■ **Your objective**:
Make an exact copy of the listing below.

■ **Records for the task**:
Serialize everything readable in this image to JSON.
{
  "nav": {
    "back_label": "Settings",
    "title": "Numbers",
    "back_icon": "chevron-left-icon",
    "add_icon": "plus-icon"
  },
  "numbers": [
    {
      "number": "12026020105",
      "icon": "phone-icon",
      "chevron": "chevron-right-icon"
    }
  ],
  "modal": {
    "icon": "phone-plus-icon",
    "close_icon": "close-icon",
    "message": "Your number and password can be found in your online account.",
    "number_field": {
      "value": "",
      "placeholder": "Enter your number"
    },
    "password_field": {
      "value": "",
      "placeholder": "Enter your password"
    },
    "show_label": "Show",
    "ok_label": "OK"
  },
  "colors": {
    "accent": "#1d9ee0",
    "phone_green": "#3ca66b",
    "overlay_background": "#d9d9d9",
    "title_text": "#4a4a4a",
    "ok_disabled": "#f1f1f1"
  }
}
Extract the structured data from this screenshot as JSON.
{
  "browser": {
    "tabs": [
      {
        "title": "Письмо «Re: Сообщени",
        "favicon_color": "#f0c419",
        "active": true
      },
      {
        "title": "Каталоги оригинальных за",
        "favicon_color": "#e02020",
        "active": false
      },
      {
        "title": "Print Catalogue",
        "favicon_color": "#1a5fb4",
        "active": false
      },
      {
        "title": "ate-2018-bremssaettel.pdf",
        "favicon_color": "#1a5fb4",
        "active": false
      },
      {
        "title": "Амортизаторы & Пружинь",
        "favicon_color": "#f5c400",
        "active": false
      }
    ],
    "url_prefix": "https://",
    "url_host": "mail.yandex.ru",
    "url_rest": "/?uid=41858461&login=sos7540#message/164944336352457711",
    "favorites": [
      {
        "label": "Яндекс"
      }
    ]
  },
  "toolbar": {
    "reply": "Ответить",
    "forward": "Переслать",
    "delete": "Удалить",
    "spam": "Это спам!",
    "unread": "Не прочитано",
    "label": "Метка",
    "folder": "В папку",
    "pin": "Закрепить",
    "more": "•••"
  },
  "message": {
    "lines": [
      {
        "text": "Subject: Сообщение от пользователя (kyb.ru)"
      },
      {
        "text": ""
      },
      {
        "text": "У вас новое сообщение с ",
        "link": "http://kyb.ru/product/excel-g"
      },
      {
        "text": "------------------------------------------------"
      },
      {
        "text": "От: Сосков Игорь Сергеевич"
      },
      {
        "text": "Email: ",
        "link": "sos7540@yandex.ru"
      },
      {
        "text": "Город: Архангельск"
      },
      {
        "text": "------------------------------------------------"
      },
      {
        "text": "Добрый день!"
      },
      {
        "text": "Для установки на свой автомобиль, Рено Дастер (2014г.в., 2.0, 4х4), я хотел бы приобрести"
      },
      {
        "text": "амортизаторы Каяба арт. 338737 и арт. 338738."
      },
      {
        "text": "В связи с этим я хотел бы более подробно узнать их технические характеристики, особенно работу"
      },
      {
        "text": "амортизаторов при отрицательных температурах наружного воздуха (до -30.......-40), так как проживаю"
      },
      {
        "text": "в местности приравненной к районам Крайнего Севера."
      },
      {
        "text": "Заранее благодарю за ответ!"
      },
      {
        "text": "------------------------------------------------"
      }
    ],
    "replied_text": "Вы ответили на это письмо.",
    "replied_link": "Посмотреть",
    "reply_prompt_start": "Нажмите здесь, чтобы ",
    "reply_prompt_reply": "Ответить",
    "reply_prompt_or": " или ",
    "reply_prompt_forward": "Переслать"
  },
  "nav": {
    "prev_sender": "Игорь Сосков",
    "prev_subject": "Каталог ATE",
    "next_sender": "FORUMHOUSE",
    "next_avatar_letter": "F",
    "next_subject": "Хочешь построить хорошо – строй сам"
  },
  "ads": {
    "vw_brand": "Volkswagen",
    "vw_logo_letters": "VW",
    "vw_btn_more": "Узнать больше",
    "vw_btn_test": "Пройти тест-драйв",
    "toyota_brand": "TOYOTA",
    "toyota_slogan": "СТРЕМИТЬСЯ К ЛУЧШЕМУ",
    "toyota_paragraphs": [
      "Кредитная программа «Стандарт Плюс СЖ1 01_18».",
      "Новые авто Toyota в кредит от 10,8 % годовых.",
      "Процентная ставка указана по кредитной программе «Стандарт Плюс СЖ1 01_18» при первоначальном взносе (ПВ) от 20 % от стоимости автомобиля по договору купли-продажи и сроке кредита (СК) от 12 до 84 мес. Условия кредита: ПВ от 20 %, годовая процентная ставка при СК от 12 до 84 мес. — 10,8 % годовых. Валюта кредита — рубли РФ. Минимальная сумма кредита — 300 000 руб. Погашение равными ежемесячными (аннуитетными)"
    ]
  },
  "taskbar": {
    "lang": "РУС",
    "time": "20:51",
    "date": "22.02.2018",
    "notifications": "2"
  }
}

■ **Written response**:
Serialize everything readable in this image to JSON.
{
  "nav": {
    "back_label": "Settings",
    "title": "Numbers",
    "back_icon": "chevron-left-icon",
    "add_icon": "plus-icon"
  },
  "numbers": [
    {
      "number": "12026020105",
      "icon": "phone-icon",
      "chevron": "chevron-right-icon"
    }
  ],
  "modal": {
    "icon": "phone-plus-icon",
    "close_icon": "close-icon",
    "message": "Your number and password can be found in your online account.",
    "number_field": {
      "value": "",
      "placeholder": "Enter your number"
    },
    "password_field": {
      "value": "",
      "placeholder": "Enter your password"
    },
    "show_label": "Show",
    "ok_label": "OK"
  },
  "colors": {
    "accent": "#1d9ee0",
    "phone_green": "#3ca66b",
    "overlay_background": "#d9d9d9",
    "title_text": "#4a4a4a",
    "ok_disabled": "#f1f1f1"
  }
}
Extract the structured data from this screenshot as JSON.
{
  "browser": {
    "tabs": [
      {
        "title": "Письмо «Re: Сообщени",
        "favicon_color": "#f0c419",
        "active": true
      },
      {
        "title": "Каталоги оригинальных за",
        "favicon_color": "#e02020",
        "active": false
      },
      {
        "title": "Print Catalogue",
        "favicon_color": "#1a5fb4",
        "active": false
      },
      {
        "title": "ate-2018-bremssaettel.pdf",
        "favicon_color": "#1a5fb4",
        "active": false
      },
      {
        "title": "Амортизаторы & Пружинь",
        "favicon_color": "#f5c400",
        "active": false
      }
    ],
    "url_prefix": "https://",
    "url_host": "mail.yandex.ru",
    "url_rest": "/?uid=41858461&login=sos7540#message/164944336352457711",
    "favorites": [
      {
        "label": "Яндекс"
      }
    ]
  },
  "toolbar": {
    "reply": "Ответить",
    "forward": "Переслать",
    "delete": "Удалить",
    "spam": "Это спам!",
    "unread": "Не прочитано",
    "label": "Метка",
    "folder": "В папку",
    "pin": "Закрепить",
    "more": "•••"
  },
  "message": {
    "lines": [
      {
        "text": "Subject: Сообщение от пользователя (kyb.ru)"
      },
      {
        "text": ""
      },
      {
        "text": "У вас новое сообщение с ",
        "link": "http://kyb.ru/product/excel-g"
      },
      {
        "text": "------------------------------------------------"
      },
      {
        "text": "От: Сосков Игорь Сергеевич"
      },
      {
        "text": "Email: ",
        "link": "sos7540@yandex.ru"
      },
      {
        "text": "Город: Архангельск"
      },
      {
        "text": "------------------------------------------------"
      },
      {
        "text": "Добрый день!"
      },
      {
        "text": "Для установки на свой автомобиль, Рено Дастер (2014г.в., 2.0, 4х4), я хотел бы приобрести"
      },
      {
        "text": "амортизаторы Каяба арт. 338737 и арт. 338738."
      },
      {
        "text": "В связи с этим я хотел бы более подробно узнать их технические характеристики, особенно работу"
      },
      {
        "text": "амортизаторов при отрицательных температурах наружного воздуха (до -30.......-40), так как проживаю"
      },
      {
        "text": "в местности приравненной к районам Крайнего Севера."
      },
      {
        "text": "Заранее благодарю за ответ!"
      },
      {
        "text": "------------------------------------------------"
      }
    ],
    "replied_text": "Вы ответили на это письмо.",
    "replied_link": "Посмотреть",
    "reply_prompt_start": "Нажмите здесь, чтобы ",
    "reply_prompt_reply": "Ответить",
    "reply_prompt_or": " или ",
    "reply_prompt_forward": "Переслать"
  },
  "nav": {
    "prev_sender": "Игорь Сосков",
    "prev_subject": "Каталог ATE",
    "next_sender": "FORUMHOUSE",
    "next_avatar_letter": "F",
    "next_subject": "Хочешь построить хорошо – строй сам"
  },
  "ads": {
    "vw_brand": "Volkswagen",
    "vw_logo_letters": "VW",
    "vw_btn_more": "Узнать больше",
    "vw_btn_test": "Пройти тест-драйв",
    "toyota_brand": "TOYOTA",
    "toyota_slogan": "СТРЕМИТЬСЯ К ЛУЧШЕМУ",
    "toyota_paragraphs": [
      "Кредитная программа «Стандарт Плюс СЖ1 01_18».",
      "Новые авто Toyota в кредит от 10,8 % годовых.",
      "Процентная ставка указана по кредитной программе «Стандарт Плюс СЖ1 01_18» при первоначальном взносе (ПВ) от 20 % от стоимости автомобиля по договору купли-продажи и сроке кредита (СК) от 12 до 84 мес. Условия кредита: ПВ от 20 %, годовая процентная ставка при СК от 12 до 84 мес. — 10,8 % годовых. Валюта кредита — рубли РФ. Минимальная сумма кредита — 300 000 руб. Погашение равными ежемесячными (аннуитетными)"
    ]
  },
  "taskbar": {
    "lang": "РУС",
    "time": "20:51",
    "date": "22.02.2018",
    "notifications": "2"
  }
}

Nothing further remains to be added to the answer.